CSS3, HTML5, and Media Queries

Web designers rely on CSS3 and HTML5 markup languages to transform files into functional web designs. Most modern browsers support these standards, but media queries must be considered with regard to responsiveness.

Media queries enable designers to change the CSS based on browser window size, screen size, or the particular device in use. Combining fluid grids with media designs makes it possible for designers to effectively create responsive websites without sacrificing quality user experiences.

When using CSS, add this code into the <head> section:

<meta name=”viewport” content=”width=device-width, initial-scale=1, maximum-scale=1, minimum-scale=1″ />

This code ensures that your site renders correctly on the browsing device. Furthermore, utilize “@media” to set CSS for corresponding screen widths. This will determine how your site appears on various devices.

Options do exist for the creation of separate websites built exclusively for mobile devices, but opting for responsive design is ultimately more convenient and more efficient. For example, content development is only needed for one site instead of different versions. Responsive design also requires only one back end infrastructure. A singular responsive design reduces the costs of designs for mobile devices and desktops as well.

For media queries, it’s probably best to ignore the cliché device dimensions of 320px = iPhone portrait, 480px = iPhone landscape, etc. Instead, since the web is so inherently fluent, determine breakpoints based on the content of your site. By treating your layout as an enhancement of your site’s content, you create an interface that looks nice on every screen. This creates a focus on major and minor breakpoints, which results in a more functional site.

Responsive Images

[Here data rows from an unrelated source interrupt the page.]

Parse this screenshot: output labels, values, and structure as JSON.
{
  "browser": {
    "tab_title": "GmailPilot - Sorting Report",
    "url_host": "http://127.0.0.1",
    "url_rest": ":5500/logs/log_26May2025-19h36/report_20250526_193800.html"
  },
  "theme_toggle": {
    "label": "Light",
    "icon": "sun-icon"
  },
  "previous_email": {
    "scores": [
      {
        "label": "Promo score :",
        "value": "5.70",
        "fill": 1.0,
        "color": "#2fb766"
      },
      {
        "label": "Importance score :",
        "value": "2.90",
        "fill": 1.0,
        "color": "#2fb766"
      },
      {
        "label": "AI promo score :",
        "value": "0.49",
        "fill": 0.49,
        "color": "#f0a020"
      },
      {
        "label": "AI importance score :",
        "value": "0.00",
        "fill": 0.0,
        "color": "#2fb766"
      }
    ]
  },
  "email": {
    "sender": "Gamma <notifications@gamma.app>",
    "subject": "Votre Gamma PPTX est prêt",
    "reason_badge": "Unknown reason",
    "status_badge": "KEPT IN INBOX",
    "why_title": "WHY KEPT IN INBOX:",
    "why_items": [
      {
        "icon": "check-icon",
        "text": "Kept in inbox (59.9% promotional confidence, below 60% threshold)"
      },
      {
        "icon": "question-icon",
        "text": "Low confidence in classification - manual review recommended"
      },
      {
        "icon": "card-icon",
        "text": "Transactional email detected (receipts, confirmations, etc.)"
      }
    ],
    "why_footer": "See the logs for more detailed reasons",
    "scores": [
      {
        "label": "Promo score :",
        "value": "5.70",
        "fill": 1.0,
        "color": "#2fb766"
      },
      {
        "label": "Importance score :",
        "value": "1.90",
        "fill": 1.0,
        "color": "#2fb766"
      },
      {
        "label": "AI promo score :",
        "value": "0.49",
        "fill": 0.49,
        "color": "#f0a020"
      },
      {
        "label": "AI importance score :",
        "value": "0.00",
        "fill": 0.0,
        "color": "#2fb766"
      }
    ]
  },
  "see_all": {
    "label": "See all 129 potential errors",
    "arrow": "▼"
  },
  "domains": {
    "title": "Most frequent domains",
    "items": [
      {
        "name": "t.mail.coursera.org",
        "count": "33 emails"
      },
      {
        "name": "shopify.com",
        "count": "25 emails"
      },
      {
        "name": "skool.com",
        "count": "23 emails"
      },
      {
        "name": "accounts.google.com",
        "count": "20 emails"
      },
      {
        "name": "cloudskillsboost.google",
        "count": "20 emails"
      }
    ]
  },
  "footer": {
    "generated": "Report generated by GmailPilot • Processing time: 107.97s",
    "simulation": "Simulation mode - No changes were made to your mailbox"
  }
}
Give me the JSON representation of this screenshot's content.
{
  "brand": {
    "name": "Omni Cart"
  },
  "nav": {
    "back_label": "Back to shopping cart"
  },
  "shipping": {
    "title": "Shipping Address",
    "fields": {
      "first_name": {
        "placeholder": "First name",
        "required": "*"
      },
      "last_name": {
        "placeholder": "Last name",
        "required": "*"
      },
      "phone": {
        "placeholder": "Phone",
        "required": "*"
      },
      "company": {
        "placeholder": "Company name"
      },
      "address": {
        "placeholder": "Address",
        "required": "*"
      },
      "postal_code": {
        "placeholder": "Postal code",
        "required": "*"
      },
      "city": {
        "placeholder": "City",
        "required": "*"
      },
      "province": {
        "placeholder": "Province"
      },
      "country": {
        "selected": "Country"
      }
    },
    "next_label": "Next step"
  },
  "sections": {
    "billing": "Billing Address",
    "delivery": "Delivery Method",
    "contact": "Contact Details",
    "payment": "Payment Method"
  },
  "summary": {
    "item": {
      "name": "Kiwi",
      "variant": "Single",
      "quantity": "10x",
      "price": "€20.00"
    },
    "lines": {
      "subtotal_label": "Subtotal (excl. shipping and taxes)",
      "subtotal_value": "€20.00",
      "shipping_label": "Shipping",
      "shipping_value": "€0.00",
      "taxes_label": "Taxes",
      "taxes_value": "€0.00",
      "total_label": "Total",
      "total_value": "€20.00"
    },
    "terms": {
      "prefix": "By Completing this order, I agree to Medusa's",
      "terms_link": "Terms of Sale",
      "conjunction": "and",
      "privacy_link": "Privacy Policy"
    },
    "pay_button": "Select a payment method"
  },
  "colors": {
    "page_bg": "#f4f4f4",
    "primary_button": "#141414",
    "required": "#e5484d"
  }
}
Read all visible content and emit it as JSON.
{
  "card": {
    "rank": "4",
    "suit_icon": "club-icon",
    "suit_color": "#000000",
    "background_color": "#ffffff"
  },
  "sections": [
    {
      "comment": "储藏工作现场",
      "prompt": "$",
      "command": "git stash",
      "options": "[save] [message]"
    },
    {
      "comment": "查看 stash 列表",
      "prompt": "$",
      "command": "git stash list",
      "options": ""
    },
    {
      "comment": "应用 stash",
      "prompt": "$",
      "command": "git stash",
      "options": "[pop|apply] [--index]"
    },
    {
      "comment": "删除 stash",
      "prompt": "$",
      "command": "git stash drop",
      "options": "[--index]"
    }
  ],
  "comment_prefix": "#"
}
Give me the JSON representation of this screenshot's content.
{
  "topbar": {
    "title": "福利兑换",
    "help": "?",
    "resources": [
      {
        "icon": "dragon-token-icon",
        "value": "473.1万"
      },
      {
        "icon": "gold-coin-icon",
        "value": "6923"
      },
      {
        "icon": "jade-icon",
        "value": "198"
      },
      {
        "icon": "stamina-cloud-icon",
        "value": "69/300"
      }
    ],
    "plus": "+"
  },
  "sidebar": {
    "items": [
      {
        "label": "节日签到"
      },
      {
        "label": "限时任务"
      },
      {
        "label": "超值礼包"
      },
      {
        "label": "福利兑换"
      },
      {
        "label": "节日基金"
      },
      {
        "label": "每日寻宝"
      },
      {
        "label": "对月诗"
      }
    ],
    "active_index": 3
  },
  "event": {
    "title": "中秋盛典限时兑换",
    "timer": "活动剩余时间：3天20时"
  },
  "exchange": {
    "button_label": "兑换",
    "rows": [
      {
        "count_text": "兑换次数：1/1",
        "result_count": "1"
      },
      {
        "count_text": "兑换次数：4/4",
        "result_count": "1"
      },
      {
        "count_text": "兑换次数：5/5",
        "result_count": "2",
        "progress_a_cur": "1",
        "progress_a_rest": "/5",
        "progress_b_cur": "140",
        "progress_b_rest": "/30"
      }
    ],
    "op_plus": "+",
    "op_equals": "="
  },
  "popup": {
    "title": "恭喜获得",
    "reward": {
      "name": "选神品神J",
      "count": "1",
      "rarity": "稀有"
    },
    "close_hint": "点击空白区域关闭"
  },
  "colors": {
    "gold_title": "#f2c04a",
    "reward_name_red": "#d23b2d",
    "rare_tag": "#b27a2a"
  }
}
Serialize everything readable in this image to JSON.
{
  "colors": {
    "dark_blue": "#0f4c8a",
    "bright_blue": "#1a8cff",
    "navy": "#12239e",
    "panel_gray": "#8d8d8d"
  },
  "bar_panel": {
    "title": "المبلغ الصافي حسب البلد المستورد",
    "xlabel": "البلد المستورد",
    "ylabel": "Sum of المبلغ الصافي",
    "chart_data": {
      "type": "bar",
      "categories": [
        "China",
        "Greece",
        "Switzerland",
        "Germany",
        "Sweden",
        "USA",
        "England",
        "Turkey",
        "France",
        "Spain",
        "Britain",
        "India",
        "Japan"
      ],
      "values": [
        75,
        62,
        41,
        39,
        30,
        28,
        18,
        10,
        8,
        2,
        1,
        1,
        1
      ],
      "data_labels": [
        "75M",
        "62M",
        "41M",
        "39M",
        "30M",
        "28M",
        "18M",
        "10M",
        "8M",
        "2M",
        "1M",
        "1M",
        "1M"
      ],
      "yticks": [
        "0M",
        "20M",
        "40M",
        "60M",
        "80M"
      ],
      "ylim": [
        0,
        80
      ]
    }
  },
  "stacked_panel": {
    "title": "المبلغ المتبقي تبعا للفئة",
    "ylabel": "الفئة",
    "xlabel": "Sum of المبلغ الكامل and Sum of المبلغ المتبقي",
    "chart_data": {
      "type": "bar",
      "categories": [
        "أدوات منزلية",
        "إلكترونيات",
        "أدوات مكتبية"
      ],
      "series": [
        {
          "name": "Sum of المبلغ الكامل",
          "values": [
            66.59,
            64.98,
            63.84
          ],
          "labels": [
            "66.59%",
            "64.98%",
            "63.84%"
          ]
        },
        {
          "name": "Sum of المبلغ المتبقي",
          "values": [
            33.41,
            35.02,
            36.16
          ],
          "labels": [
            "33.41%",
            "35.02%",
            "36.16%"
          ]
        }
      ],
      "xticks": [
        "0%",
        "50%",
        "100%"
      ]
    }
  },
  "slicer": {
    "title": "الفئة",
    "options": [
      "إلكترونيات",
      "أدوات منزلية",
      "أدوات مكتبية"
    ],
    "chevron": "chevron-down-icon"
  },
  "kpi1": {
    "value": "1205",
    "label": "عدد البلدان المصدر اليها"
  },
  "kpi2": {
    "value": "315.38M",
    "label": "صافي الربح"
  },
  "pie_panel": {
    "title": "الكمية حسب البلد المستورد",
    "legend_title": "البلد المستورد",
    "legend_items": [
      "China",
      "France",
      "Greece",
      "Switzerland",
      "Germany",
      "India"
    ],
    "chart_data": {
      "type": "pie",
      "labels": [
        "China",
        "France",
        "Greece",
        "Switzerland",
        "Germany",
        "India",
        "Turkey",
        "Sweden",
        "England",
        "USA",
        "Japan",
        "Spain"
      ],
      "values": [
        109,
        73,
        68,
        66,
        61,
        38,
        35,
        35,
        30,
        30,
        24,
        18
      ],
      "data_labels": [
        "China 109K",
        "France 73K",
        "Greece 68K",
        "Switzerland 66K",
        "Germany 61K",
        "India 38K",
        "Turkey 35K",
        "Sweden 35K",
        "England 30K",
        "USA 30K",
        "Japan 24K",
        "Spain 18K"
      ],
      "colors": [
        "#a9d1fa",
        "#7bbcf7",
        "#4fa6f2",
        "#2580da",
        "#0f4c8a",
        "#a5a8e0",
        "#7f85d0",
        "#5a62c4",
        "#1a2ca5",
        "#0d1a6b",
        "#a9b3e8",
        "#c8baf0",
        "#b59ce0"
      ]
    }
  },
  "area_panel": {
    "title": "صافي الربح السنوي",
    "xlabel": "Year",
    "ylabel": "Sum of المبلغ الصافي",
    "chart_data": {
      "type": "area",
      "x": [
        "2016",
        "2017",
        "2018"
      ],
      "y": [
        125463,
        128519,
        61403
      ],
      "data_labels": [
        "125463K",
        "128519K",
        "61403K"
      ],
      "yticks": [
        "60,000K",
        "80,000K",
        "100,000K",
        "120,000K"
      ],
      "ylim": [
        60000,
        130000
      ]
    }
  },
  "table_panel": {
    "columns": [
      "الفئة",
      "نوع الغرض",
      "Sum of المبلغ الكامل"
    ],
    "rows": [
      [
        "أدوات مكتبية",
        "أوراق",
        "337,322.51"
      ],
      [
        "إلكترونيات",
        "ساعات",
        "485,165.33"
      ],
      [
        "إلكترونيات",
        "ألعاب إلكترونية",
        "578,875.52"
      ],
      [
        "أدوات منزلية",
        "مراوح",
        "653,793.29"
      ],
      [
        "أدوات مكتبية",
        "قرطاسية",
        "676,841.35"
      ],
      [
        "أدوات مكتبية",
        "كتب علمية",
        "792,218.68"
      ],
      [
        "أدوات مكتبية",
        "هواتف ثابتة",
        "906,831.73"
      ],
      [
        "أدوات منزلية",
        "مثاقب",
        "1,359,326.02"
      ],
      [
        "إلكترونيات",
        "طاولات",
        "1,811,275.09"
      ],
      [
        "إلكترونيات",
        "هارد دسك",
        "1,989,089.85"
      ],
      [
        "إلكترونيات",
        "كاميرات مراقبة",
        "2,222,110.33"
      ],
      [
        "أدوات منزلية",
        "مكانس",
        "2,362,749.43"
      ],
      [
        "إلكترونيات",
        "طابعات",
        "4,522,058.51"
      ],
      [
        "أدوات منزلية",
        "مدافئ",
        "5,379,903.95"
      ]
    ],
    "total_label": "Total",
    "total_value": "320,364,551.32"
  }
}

Text is only one component of responsiveness. Due to the ever-increasing use of infographics, photos, and videos, images are also significant aspects of the experience. Users more readily process this type of visual stimulation, so it makes sense that businesses and brands are using them as much as possible. Furthermore, images are in great supply, inexpensive, and easy to find — not to mention develop.

When considering the use of responsive images, the experts at FatCow suggest laying some basic groundwork prior to implementation. For instance, it’s important to consider what aspect ratios will be used, the maximum sizes to be set, and specific color pallets. A (somewhat) automated image flow could be employed via PHP, JavaScript, and HTML. With these platforms, the site’s server manages most of the work.

When using CSS for images, insert the code “.my-img { width:100%; height: auto; }” to automatically keep the image in proportion. This way, you never have to worry about max-width/height distorting the image.

There are several ways to achieve satisfactory responsive images, each of which should be considered based on individual resources and needs. For example, to employ a performance-optimized approach, numerous different sizes of each image can be considered when deciding what should be used on a given device. It may take time to size and store all the images, but is not likely to cause issues with bandwidth or performance.

Regardless of the approach, the primary question to ask is what users will value most and what can most effectively be accomplished with the resources available.

Image Credit: SFIO CRACHO/Shutterstock
Drew Hendricks
Drew Hendricks is a tech, social media and environmental addict. He's written for many major publishers such as National Geographic and Technorati.